Recently, the Socialists and Democrats Group and the European People's Party joined the United States and the EU in criticism of Georgian Dream’s backtracking on their electoral reforms promise.
Songs and curses
On the night of 19 November, Giga Makarashvili, one of the leaders of the anti-government group For Freedom (also known as In Service of Country) sang the national anthem of Georgia together with other defendants during the court session.
Thirty seven individuals, detained on Monday, were charged with petty hooliganism and disobeying police. Each charge is punishable with a fine or up to 15 days of administrative arrest.
So far, all charges of petty hooliganism against those processed have been dismissed by the court. Charges of disobeying police, however, have been sustained.
During the preliminary court hearings on Monday, several of those detained have claimed that police abused their power by punching and kicking them, as well as cursing at them.
Only one of the 37 who were arrested, Girchi party leader Zurab Japaridze, was released several hours after his detention after he supplied a written promise to appear in court. The rest were held in pre-trial detention for over 12 hours before their hearing.
According to Nona Kurdovanidze from the Georgian Young Lawyers' Association, the detainees’ attorneys were not given reasonable time to familiarise themselves with the evidence.
Activists accused Valeriane Pilishvili, the judge presiding over their cases, of being controlled by the government and being part of a pro-government ‘clan’ in the judiciary.
[Read more on OC Media: The ‘clan’ in Georgia’s judiciary reattempt lifetime appointments]
On 21 November, in a joint assessment, 18 local rights groups said that the 18-21 November court proceedings were marked with 'grave violations' and bias against the defendants and their lawyers.
'The judge halted the hearings and exited the court for unknown reasons; apparently, to receive instructions', the statement reads.
Amidst the protracted court hearings, activists retrieved and circulated an alleged Facebook post in which Judge Pilishvili praises the ruling party.
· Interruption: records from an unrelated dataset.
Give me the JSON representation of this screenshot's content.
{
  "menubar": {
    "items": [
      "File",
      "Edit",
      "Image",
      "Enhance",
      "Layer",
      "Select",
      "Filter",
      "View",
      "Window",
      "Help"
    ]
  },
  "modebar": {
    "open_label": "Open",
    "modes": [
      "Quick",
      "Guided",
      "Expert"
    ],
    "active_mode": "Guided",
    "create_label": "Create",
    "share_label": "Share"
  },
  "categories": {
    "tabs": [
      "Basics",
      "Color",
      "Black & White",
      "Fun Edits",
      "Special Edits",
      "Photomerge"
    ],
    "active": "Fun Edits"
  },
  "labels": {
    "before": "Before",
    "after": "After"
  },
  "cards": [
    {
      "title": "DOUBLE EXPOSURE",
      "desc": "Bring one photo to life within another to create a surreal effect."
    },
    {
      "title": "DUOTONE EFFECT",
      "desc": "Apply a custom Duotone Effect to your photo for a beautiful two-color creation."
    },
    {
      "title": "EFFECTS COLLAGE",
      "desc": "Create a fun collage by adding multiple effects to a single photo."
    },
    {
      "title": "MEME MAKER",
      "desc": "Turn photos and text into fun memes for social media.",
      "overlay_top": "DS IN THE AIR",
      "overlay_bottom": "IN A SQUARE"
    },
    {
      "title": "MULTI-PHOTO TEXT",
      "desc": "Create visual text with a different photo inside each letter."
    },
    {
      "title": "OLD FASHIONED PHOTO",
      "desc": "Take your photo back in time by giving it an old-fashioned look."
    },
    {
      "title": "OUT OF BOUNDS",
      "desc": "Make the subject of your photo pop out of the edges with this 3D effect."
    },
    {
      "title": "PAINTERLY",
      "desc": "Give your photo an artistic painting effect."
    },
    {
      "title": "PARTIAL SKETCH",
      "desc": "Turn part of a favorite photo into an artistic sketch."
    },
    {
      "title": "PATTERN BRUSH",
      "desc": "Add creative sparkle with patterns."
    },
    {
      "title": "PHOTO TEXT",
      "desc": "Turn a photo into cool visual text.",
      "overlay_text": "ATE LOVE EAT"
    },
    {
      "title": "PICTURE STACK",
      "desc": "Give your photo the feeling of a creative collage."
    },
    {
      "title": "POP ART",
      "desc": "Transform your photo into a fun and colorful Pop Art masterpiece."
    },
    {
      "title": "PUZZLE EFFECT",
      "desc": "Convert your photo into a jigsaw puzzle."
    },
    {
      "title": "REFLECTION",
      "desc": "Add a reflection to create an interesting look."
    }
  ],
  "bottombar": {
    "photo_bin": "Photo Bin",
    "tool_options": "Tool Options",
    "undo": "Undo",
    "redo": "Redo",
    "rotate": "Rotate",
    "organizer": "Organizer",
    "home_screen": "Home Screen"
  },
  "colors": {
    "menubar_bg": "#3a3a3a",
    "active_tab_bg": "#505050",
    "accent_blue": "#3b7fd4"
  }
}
On 21 November, For Freedom member Nodar Rukhadze informed OC Media that those ten activists are to be distributed to detention facilities located in five different Georgian cities: Tbilisi, Rustavi, Mtskheta, Gori, and Marneuli.
‘We’ll still padlock you’
Following the crackdown protesters blockading the parliament, opposition groups announced that they would hold a new rally on Monday and vowed to block the entrances to the Parliament again on Tuesday.
‘We’ll still padlock you’, Giorgi Vashadze, Chair of For New Georgia party warned the government on Tuesday.
Prime Minister Giorgi Gakharia responded by saying that the interior ministry would respond as they did on Monday, in case the opposition groups follow through on their threat.
While cancelling ‘non-stop’ demonstrations until 25 November, some of the opposition groups resumed their protest in Tbilisi on Wednesday by hanging a symbolic padlock on Chief Prosecutor’s Office gates and attempting to do the same at Tbilisi City Court.
Guram Chalagashvili from the Victorious Georgia party, who hung a padlock on the gates, accused the authorities of engaging in political prosecutions, including the recently launched investigation against Giorgi Rurua, co-founder of opposition TV channel Mtavari Arkhi and a supporter of the anti-government campaign recently led by the For Georgia group.
About an hour before the riot police started dispersing crowds near the parliament on 18 November, Rurua was apprehended by police for alleged illegal arms possession.
The opposition has claimed that police had planted the arms.
Victorious Georgia also claimed their founder and party chair Iraki Okruashvili was a victim of politically motivated legal actions by the authorities.
Okruashvili, the former Georgian senior official, was arrested and remanded in pre-trial detention in July over clashes between protesters and police on 20 June.
On 19 November, the state prosecution also charged Okruashvili with abuse of power, for an alleged cover-up of a police killing, during his stint as Georgia’s Interior Minister in 2004.
[Read more on OC Media: Five Georgian officials convicted over Robakidze killing cover-up]